Opening a Document

Saving Documents

Working With PHP Documents in FrontPage

Page Properties

Inserting Bookmarks


Microsoft FrontPage is an HTML editor, which is included as part of the Microsoft Office application suite.  If you have Microsoft Office installed, FrontPage was probably installed along with the other applications i.e. Word, Excel, PowerPoint etc.  FrontPage is a WYSIWYG editor, which stands for 'what you see is what you get'.  This means that FrontPage displays (and allows you to edit) documents as they would appear in a web browser.

This tutorial will show you some common techniques used when editing documents in FrontPage 2000 (version 4.0).

Creating a New Document

To create a new document, click on the 'File' menu and choose 'New' > 'Page...' or press Ctrl+N.  The New dialog box will be displayed:

The New Dialog Box
The New Dialog Box

Generally, you will choose the 'Normal Page' template to create a new blank document, unless you want to use one of the other templates.  Note that pressing Ctrl+N instead of using the menu will open the 'Normal Page' template without displaying the dialog box.  Clicking on the 'New Page' toolbar button will also open the 'Normal Page' template.  Starting FrontPage will also display a new document.

Opening a Document

To open a document, click on the 'File' menu and choose 'Open...' or press Ctrl+O.  The Open dialog box will be displayed.

The file types supported by FrontPage are:

htm, html, shtml, shtm, stm, asp, css, rtf, txt, doc, wk1, wk3, wk4, xls, xlw, mcw, wps, wri

It is possible to open documents from the WWW i.e. you can enter a web address into the Open dialog box.

You can also use the 'Open' toolbar button to open documents.

It is possible to open and work with PHP documents in FrontPage.  See 'Working With PHP Documents in FrontPage' below.

Saving Documents

To save a document, click on the 'File' menu and choose 'Save' or press Ctrl+S.

Although you can open non HTML related documents, you can only save documents in the following formats:

htm, html, shtml, shtm, stm, asp, css, tem, asp, htt

You can also use the 'Save' toolbar button to save documents.

Working With PHP Documents in FrontPage

PHP (PHP: Hypertext Preprocessor) documents (files ending in .php) are not supported by FrontPage 2000.  This is probably because PHP was not as popular in 2000 as it is now and also because it is not a Microsoft technology.  The .php file extension is not associated with any program in Windows by default, so the first thing to do is to associate it with the 'HTML Document' file type:

  1. In the Control Panel, open the 'Folder Options' icon
  2. Click on the 'File Types' tab
  3. Click on the 'New' button
  4. In the 'File Extension:' button type 'php'
  5. In the 'Associated File Type:' ComboBox choose 'HTML Document'
  6. Click on 'OK' on both dialog boxes
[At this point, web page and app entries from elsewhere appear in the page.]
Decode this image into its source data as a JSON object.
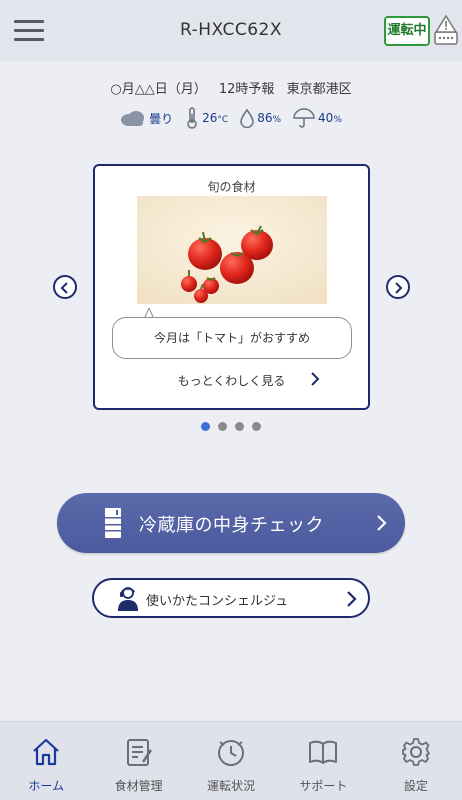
{
  "header": {
    "model": "R-HXCC62X",
    "status": "運転中"
  },
  "forecast": {
    "date": "○月△△日（月）",
    "time": "12時予報",
    "location": "東京都港区"
  },
  "weather": {
    "condition": "曇り",
    "temperature": "26",
    "temperature_unit": "°C",
    "humidity": "86",
    "humidity_unit": "%",
    "rain_chance": "40",
    "rain_unit": "%",
    "icons": [
      "cloud-icon",
      "thermometer-icon",
      "droplet-icon",
      "umbrella-icon"
    ]
  },
  "card": {
    "title": "旬の食材",
    "message": "今月は「トマト」がおすすめ",
    "more_link": "もっとくわしく見る"
  },
  "carousel": {
    "page_count": 4,
    "active_index": 0
  },
  "actions": {
    "primary": "冷蔵庫の中身チェック",
    "secondary": "使いかたコンシェルジュ"
  },
  "nav": {
    "items": [
      {
        "label": "ホーム",
        "icon": "home-icon",
        "active": true
      },
      {
        "label": "食材管理",
        "icon": "food-management-icon",
        "active": false
      },
      {
        "label": "運転状況",
        "icon": "operation-status-icon",
        "active": false
      },
      {
        "label": "サポート",
        "icon": "support-book-icon",
        "active": false
      },
      {
        "label": "設定",
        "icon": "gear-icon",
        "active": false
      }
    ]
  },
  "colors": {
    "accent": "#1d2a6b",
    "primary_button": "#4f5fa1",
    "status_green": "#2e9a3a",
    "active_dot": "#3a6fd8",
    "weather_text": "#1a3c8c"
  }
}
Creating a New File Extension
Creating a New File Extension

Unfortunately it is not possible to open PHP files using the 'Open' dialog box (doing so will just load the file in your browser).  Instead you will need to right-click on the file in Windows Explorer and choose 'Edit'.  If FrontPage cannot recognise the file as an HTML document, you will see this dialog box:

Open File As Dialog Box
Open File As Dialog Box

Make sure the 'HTML' option is selected and press 'OK'.  To create a new PHP document, you will need to do this in Windows Explorer and then open it in FrontPage as shown above.

There is just one more thing to do.  As PHP code includes characters such as '<', '>' etc, you will need to make sure that FrontPage does not automatically convert these characters to codes e.g. '&lt;', '&gt;', etc.  This would render the PHP code useless.  To do this, do the following:

  1. In FrontPage, click on the 'Tools' menu and choose 'Page Options...'
  2. Click on the 'HTML Source' tab
  3. Make sure the 'Preserve existing HTML' option is selected
  4. Click on 'OK'

Occasionally, FrontPage will convert some PHP characters into HTML codes.  Click on the 'HTML' tab and check your PHP code before saving.

Archived Comments

From: Steve
Date: Friday, March 16, 2007 at 00:32:33
Comments: Great! I've love this white page. Thanks for the help. I'm even using Windows XP and this still works with a few modifications Thanks again
© Martin Allen 1999 - 2017.  Last updated Wednesday 15 November 2017 23:37 +0000.